We are a dancing nation because of the youth. The world is always changing and those in charge of the future – young people – will generate culture that reflects their reality. And so, in the final decade of the last millennium, it was people in their mid-teens to their early twenties who used their feet to expand and create new culture in repurposed dance spaces. We were adding a new verse to an old song, and we did so at scale.
“Dancing with other people isn’t passive, it is active, and it can create action: buying records or making music for fellow dancers; or creating a space where people can dance for the allotted five hours before tumbling out of the exit and looking for more.” Emma Warren

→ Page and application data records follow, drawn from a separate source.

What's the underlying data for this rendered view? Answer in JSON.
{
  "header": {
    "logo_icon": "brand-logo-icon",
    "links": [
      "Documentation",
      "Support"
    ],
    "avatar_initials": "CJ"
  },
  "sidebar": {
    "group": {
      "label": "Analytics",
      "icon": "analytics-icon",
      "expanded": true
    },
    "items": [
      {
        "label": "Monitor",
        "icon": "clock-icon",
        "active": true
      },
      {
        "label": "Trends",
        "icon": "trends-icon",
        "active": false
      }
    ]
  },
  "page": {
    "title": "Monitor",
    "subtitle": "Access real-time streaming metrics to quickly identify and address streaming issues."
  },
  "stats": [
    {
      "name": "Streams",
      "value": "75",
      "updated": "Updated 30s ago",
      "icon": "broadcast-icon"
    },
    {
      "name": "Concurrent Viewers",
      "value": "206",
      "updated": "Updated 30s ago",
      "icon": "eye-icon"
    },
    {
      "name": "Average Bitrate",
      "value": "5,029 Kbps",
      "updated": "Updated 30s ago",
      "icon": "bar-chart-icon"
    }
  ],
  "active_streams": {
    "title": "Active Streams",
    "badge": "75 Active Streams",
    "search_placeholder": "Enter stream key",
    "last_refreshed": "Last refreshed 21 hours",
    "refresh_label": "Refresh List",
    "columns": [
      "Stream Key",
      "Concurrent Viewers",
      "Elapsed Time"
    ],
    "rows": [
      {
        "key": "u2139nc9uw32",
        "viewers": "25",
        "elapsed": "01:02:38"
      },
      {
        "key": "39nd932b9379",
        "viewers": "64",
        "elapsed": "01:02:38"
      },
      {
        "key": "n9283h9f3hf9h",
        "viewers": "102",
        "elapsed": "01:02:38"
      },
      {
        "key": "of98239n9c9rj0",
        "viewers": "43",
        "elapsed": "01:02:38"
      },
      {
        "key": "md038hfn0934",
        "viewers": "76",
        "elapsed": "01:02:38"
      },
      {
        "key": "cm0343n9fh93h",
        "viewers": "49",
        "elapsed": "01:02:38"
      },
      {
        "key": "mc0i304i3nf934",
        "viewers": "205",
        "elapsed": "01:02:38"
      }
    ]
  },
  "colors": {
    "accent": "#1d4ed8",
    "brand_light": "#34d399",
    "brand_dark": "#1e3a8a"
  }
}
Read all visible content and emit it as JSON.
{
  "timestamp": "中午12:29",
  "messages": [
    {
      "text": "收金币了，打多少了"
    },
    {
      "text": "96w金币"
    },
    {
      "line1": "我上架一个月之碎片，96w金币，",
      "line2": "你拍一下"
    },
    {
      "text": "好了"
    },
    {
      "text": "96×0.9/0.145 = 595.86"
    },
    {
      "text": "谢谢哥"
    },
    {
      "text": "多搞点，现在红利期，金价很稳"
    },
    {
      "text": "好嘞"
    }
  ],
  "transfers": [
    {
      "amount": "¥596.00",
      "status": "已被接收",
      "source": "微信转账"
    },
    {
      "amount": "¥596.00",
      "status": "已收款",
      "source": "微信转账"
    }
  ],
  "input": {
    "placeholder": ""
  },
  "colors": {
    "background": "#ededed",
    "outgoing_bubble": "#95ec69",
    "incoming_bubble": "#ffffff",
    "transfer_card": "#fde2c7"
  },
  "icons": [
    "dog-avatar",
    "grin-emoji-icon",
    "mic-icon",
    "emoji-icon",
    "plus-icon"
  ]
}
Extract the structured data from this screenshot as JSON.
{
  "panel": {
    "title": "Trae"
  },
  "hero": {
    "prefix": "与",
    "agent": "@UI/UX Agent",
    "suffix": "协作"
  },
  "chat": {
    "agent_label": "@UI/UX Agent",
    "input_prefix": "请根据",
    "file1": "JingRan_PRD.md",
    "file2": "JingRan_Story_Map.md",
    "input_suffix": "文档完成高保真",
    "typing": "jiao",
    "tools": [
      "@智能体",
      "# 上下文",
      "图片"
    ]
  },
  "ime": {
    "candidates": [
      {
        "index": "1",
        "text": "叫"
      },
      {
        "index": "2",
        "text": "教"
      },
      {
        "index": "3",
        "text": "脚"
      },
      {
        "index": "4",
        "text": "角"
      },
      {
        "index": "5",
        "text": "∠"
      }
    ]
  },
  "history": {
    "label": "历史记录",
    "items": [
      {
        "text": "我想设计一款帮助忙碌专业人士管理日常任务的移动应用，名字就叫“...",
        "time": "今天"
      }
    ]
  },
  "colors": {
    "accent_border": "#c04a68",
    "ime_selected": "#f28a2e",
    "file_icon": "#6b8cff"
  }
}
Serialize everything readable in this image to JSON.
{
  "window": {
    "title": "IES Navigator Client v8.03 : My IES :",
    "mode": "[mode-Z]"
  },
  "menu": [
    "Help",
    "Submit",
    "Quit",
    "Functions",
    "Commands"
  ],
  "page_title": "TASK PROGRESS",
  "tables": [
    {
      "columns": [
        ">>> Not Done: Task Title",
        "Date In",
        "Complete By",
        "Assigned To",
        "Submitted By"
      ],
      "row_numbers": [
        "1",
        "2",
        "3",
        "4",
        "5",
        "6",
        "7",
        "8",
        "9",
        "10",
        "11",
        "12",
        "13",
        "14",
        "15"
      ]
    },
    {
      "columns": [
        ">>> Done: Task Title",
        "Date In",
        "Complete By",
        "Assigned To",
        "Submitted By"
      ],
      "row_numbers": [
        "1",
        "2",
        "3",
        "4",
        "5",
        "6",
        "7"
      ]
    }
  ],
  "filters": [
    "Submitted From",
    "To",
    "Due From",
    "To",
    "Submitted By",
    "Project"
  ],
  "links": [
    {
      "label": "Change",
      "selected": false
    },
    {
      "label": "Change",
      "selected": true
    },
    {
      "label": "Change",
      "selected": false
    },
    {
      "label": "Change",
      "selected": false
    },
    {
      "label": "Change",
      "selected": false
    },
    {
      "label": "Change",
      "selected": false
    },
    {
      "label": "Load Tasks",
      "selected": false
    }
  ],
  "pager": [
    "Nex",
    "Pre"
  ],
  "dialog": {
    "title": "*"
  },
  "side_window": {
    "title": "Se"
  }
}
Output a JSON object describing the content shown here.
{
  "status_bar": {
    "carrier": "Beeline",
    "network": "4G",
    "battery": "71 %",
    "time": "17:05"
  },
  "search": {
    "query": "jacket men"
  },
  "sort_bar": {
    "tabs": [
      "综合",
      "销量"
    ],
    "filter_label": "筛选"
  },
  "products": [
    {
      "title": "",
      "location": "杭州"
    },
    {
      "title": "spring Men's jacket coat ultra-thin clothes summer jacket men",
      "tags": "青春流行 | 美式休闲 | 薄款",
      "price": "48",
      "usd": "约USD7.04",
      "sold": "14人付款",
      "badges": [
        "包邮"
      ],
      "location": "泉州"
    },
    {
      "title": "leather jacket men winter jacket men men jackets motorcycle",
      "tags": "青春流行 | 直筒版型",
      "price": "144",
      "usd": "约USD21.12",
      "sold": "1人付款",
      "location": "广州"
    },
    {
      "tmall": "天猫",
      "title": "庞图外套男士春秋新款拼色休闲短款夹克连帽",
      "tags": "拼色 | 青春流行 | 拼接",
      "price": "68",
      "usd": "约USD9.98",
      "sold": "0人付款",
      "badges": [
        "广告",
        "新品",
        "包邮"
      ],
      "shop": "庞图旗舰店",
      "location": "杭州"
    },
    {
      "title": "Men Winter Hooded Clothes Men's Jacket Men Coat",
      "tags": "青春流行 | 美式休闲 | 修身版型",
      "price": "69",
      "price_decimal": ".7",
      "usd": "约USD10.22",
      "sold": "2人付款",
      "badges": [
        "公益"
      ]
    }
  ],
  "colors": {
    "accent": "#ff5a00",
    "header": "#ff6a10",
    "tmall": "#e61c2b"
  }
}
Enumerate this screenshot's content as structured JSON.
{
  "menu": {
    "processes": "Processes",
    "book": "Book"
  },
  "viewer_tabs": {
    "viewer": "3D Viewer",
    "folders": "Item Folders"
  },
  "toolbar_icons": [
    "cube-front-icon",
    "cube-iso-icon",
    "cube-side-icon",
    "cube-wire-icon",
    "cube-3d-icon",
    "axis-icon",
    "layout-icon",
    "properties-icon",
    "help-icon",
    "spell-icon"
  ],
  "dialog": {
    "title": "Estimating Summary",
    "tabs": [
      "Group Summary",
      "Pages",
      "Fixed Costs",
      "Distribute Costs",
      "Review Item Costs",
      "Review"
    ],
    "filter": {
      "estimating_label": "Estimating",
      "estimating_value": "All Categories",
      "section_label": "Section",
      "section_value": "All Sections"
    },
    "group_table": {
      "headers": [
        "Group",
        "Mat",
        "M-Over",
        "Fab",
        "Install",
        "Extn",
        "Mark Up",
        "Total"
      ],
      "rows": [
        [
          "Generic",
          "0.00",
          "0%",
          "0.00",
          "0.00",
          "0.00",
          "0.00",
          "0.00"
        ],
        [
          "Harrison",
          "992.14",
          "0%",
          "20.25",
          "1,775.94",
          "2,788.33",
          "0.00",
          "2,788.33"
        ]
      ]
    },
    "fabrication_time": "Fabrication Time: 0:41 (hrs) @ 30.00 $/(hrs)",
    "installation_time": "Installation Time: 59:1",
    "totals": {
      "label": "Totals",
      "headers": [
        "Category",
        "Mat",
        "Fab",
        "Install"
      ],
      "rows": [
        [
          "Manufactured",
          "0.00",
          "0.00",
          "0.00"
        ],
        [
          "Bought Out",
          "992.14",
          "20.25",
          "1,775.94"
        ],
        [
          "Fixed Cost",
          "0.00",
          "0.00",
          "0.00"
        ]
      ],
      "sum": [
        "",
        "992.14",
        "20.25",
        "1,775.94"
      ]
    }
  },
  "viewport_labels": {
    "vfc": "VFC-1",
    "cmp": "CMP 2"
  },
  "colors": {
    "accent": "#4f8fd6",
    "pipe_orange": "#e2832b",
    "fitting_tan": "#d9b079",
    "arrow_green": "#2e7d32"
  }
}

Collective ways of dancing change over time. Sometimes it crests generationally, like at the infamous marathons of Depression-era North America when couples would dance for hundreds of hours for cash, or at the highpoint of a cultural moment at, say, Quadrant Park or the Haçienda or a packed venue that only you and your friends remember. Sometimes the collective dance is atomised, in retreat, as it has been in the UK since 2010 as venues continue to be picked off by property developers courtesy of global hyper capitalism and profit-facing planning laws; and sometimes it’s stilled, at the lowest of low tides, during illness, anxiety or bereavement or under repressive regimes, when we retreat indoors, dancing out of sight, solo, or only in our imagination.